Oscar-nominated A War presents subtle anti-war message — a film review
February 24, 2016
The Oscar-nominated film from Danish writer-director Tobias Lindhol, A War (Krigen) probably stands as the most subdued entry into the mix of foreign language films vying for the gold statuette this weekend. Split into two distinct settings, a small base of Danish soldiers in Afghanistan and a military tribunal back home in Denmark, the film follows a commanding officer on the field who must later face consequences of a rash decision during a firefight that ends in civilian deaths.
Everything about Claus (Pilou Asbæk) seems admirable though not necessarily sensible. He is invested in his men while also dedicated to what seems to be a pointless mission of patrolling the IED-filled desert near their base. After one of his soldiers dies, he reminds the survivors of their mission: It’s about winning over civilians and protecting them so they might rebuild. It’s not much of a speech or a mission. When one traumatized soldier refuses to go back outside of their short-walled base, Claus doesn’t hesitate to put his own safety on the line by leading the patrols himself. He also has a family back home, a wife (Tuva Novotny) and three young children who struggle with the mundane without their father at home.
As with his previous film, 2012’s A Hijacking, A War is intelligently edited to focus on characters and create barriers in their realities. There are long periods spent with Claus’ family or on the base. Lindhol never even bothers with inter-cutting phone calls between husband and wife, staying true to the setting he has put the viewer in and enhancing a sense of separation. Even at the opening, when we meet a platoon on patrol and Claus at base, the editing (expertly modulated by Adam Nielsen) is carefully paced to highlight the chaos and humanity of the front, while in the base the troops are remotely referred to by Claus with numbers. This is the first reveal of Claus’ frustration with having to stay in the base while leading troops on their patrol. Just as he used editing to highlight the behavior of corporate suits and a captain whose cargo ship has been hijacked by Somali pirates, Lindhol presents an incredible example of how key the film’s editing is to establishing its message and character development.
This continues into the fateful firefight that ultimately sends Claus home, the mystery of the location of the attackers only enhanced by Lindhol’s tendency to choose a perspective and stick with it. This style makes the struggle to reconcile the unknowable truth of what happened with the stories told through evidence and testimony feel genuine. The film is grounded by the unrelenting handheld camera work of Magnus Nordenhof Jønck. Even during the trial, the film has a feel for chaos normally reserved for characterizing the battlefield.
Asbæk’s leading performance is also outstanding. The viewer will understand Claus is still haunted by every event that has happened until the film’s final, revealing frame. Lindhol sparingly leans on close-ups and uses no flashbacks, much less any exposition, to reveal Claus’ thoughts or struggle with his conscience, to emphasize Claus struggle. Instead, it is in Asbæk’s low-key performance filled with slight ticks of hesitation and apprehension.

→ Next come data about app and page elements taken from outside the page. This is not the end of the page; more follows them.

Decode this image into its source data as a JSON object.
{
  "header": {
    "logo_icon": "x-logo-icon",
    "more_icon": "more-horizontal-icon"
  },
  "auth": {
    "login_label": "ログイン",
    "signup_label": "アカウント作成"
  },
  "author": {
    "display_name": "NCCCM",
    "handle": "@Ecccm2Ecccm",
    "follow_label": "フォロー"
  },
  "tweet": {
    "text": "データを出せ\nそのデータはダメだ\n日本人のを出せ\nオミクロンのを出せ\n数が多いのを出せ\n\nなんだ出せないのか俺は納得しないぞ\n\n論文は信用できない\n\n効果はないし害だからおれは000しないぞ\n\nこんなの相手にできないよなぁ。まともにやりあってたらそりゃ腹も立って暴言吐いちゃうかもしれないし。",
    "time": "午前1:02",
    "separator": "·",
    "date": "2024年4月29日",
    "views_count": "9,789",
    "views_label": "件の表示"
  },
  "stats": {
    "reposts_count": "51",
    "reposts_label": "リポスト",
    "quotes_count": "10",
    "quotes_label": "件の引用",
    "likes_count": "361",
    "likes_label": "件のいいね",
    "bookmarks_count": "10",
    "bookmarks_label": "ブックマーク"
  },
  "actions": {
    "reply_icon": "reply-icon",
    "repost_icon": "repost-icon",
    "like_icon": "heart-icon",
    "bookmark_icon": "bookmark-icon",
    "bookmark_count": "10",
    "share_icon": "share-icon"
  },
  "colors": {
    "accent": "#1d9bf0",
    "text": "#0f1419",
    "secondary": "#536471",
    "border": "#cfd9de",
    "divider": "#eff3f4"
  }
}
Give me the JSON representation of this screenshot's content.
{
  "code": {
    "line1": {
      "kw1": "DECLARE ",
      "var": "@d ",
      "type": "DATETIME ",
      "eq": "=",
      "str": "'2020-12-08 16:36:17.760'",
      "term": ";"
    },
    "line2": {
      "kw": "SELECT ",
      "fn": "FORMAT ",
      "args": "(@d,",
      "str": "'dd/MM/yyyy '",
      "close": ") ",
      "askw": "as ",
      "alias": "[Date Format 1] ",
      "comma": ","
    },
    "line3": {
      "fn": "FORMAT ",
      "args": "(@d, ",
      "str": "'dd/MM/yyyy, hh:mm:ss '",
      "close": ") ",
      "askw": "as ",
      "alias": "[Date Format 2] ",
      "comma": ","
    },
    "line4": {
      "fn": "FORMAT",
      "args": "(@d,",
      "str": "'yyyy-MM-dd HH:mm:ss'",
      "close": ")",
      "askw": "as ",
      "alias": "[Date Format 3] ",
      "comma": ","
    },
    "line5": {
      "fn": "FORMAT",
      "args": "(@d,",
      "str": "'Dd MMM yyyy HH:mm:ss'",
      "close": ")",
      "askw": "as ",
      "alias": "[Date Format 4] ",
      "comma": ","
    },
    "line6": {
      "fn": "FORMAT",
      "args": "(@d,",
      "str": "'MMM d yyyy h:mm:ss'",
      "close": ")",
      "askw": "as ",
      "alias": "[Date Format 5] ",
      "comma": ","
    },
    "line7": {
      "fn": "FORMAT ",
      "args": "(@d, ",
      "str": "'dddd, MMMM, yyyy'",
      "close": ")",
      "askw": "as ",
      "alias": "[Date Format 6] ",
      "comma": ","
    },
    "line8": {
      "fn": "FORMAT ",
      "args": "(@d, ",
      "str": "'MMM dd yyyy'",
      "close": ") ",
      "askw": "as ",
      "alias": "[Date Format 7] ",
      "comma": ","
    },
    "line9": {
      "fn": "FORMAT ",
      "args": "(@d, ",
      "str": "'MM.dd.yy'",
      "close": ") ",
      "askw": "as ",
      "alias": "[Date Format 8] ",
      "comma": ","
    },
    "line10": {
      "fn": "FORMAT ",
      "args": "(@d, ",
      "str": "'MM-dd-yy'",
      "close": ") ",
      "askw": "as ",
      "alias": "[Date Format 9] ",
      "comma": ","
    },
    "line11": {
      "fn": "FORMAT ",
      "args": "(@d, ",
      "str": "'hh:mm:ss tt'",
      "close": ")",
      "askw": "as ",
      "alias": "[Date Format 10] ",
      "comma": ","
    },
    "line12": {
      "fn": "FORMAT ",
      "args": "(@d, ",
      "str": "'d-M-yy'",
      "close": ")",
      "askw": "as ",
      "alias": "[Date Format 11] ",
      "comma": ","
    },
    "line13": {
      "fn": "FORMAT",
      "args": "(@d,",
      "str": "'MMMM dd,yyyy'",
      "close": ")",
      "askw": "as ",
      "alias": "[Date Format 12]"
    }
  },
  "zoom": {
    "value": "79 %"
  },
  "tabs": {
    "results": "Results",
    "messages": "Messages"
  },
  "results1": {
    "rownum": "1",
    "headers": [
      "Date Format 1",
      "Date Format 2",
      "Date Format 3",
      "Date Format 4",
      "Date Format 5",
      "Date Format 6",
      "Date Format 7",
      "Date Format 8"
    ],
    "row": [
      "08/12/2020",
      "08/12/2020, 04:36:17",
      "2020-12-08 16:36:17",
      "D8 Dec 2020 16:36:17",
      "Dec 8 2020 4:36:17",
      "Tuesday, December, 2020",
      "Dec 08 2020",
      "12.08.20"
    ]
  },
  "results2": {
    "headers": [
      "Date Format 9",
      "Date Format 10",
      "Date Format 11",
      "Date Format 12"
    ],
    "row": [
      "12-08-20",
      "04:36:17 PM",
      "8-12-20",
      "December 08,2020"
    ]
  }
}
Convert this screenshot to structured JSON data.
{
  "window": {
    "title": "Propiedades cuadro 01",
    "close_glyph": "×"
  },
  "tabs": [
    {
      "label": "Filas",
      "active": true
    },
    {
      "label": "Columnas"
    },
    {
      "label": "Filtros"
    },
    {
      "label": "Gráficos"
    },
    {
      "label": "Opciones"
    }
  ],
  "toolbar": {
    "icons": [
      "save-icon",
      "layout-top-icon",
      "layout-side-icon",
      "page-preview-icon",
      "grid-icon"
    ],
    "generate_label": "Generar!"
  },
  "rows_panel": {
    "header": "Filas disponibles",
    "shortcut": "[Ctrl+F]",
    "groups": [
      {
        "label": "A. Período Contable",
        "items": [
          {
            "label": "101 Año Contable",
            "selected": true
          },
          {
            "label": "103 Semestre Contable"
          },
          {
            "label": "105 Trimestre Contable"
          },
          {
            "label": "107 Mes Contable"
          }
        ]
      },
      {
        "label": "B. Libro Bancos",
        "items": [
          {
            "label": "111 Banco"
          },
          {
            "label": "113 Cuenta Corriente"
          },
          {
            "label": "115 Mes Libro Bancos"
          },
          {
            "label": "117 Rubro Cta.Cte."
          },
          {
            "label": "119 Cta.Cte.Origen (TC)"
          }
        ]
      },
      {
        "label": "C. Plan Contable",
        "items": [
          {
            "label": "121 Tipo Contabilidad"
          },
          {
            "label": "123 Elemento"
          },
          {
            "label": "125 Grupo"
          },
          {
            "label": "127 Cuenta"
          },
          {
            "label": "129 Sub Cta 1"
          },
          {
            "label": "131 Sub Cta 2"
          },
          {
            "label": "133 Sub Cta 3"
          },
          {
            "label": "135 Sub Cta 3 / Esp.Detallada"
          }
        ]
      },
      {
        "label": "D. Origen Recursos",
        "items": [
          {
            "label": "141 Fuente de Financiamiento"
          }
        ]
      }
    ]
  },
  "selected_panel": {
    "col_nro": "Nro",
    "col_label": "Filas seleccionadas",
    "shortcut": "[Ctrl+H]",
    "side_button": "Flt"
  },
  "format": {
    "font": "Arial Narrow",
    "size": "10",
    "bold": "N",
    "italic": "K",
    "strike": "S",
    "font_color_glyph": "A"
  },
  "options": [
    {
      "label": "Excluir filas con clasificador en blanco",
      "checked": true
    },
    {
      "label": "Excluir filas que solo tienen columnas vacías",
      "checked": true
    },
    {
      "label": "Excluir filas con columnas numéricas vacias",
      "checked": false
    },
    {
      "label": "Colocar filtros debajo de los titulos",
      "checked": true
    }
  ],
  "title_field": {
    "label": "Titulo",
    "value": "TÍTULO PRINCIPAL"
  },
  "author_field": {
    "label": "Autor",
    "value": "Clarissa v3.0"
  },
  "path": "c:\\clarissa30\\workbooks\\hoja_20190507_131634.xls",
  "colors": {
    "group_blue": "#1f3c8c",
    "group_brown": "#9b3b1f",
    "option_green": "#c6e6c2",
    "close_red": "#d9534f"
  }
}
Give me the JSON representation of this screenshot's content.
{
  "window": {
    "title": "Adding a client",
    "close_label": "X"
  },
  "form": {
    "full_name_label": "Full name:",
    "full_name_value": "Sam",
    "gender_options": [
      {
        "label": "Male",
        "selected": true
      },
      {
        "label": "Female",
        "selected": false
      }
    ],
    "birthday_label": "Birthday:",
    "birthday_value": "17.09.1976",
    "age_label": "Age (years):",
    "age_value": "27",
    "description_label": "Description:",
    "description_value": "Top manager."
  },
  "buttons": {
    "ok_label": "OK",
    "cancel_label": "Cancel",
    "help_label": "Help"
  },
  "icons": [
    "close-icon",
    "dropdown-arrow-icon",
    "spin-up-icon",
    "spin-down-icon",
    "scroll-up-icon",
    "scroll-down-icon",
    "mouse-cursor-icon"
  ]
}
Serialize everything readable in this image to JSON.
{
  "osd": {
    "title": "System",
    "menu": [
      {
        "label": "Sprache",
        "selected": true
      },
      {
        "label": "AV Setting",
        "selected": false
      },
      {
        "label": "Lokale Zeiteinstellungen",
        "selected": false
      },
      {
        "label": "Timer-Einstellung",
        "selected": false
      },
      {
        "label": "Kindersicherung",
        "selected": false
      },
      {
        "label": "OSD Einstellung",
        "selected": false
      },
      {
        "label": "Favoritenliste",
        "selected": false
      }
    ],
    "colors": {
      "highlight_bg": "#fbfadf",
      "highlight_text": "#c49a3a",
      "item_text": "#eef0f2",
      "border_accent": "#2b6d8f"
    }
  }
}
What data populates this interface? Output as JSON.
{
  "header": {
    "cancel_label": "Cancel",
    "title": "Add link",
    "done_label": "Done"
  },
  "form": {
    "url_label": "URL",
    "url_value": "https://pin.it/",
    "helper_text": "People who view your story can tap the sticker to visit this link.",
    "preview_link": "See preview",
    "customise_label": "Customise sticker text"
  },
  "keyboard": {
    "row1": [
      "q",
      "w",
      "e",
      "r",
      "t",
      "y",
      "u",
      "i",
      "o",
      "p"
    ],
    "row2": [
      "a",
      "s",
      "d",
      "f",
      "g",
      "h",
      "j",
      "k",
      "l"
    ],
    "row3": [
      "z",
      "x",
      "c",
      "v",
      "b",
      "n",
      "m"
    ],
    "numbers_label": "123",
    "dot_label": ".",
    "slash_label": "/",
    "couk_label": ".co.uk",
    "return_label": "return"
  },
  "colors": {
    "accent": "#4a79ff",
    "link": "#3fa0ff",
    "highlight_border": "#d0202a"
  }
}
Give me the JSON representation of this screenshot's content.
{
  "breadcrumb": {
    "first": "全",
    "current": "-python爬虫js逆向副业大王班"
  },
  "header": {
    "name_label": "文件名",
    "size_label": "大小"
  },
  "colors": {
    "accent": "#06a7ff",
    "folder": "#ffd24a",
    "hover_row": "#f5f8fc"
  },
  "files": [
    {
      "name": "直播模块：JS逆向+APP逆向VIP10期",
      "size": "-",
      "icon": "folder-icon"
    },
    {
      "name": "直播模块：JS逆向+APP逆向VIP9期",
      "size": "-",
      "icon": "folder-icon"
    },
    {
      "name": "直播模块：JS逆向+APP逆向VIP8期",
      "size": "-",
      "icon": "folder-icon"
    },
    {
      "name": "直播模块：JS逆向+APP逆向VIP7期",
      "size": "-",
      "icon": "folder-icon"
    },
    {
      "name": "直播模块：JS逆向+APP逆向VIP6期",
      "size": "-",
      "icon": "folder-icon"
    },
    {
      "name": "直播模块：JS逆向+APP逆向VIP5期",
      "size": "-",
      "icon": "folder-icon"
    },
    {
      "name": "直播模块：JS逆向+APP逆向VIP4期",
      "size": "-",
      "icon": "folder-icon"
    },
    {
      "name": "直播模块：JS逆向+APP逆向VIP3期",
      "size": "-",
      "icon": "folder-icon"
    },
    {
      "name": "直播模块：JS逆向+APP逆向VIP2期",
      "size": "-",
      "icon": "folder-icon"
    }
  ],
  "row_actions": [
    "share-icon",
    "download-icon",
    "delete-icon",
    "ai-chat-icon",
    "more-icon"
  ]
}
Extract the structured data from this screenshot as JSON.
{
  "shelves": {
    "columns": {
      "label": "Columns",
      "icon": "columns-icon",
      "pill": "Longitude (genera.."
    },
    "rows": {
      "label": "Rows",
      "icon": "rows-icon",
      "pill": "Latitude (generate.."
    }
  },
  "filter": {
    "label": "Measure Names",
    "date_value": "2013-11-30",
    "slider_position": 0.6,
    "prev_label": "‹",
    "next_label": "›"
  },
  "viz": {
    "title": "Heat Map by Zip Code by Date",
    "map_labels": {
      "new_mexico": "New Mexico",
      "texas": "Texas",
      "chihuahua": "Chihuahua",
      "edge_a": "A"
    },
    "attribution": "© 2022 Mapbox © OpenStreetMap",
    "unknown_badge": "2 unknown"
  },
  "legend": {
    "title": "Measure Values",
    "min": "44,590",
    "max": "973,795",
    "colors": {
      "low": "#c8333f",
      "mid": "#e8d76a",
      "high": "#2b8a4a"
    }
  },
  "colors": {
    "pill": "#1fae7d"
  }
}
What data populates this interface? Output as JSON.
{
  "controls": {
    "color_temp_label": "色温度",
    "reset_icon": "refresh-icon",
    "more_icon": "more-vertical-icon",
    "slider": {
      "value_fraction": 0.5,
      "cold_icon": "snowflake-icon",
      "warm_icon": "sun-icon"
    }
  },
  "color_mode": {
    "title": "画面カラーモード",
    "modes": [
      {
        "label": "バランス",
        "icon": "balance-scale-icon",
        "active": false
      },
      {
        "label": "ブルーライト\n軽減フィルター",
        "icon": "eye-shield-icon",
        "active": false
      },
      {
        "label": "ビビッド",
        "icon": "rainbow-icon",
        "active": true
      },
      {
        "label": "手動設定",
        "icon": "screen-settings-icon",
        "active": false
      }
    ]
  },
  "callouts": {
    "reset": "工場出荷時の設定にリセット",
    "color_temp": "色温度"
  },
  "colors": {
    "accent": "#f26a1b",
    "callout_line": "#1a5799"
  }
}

Ultimately, what Lindhol is trying to show is how the chaos of war is more to blame for the tearing apart of humanity than those wrapped up in it. He is careful not to characterize the Taliban as people as much by their cruel acts. Save for an encounter with a solitary member of the Taliban, the enemy comes across as an unseen boogeyman who strikes at night and leaves bloodied bodies of innocent children in its wake. As we can tell by the last half of the movie, the enemy is the military and a system that ineffectively polices itself. But with Lindhol’s concern for humanity above all, no one comes across as a bad guy, just people caught up in a machine run by an enemy as faceless as the vicious Taliban of A War.
A War is in Danish with English subtitles, runs 115 minutes and is rated R. It opens in Florida exclusively on Friday, Feb. 26, at the Coral Gables Art Cinema. It may be currently playing in your area outside of Florida or coming soon. For other play dates, visit this link. Magnolia Pictures provided all images in this post and a preview link for the purpose of this review.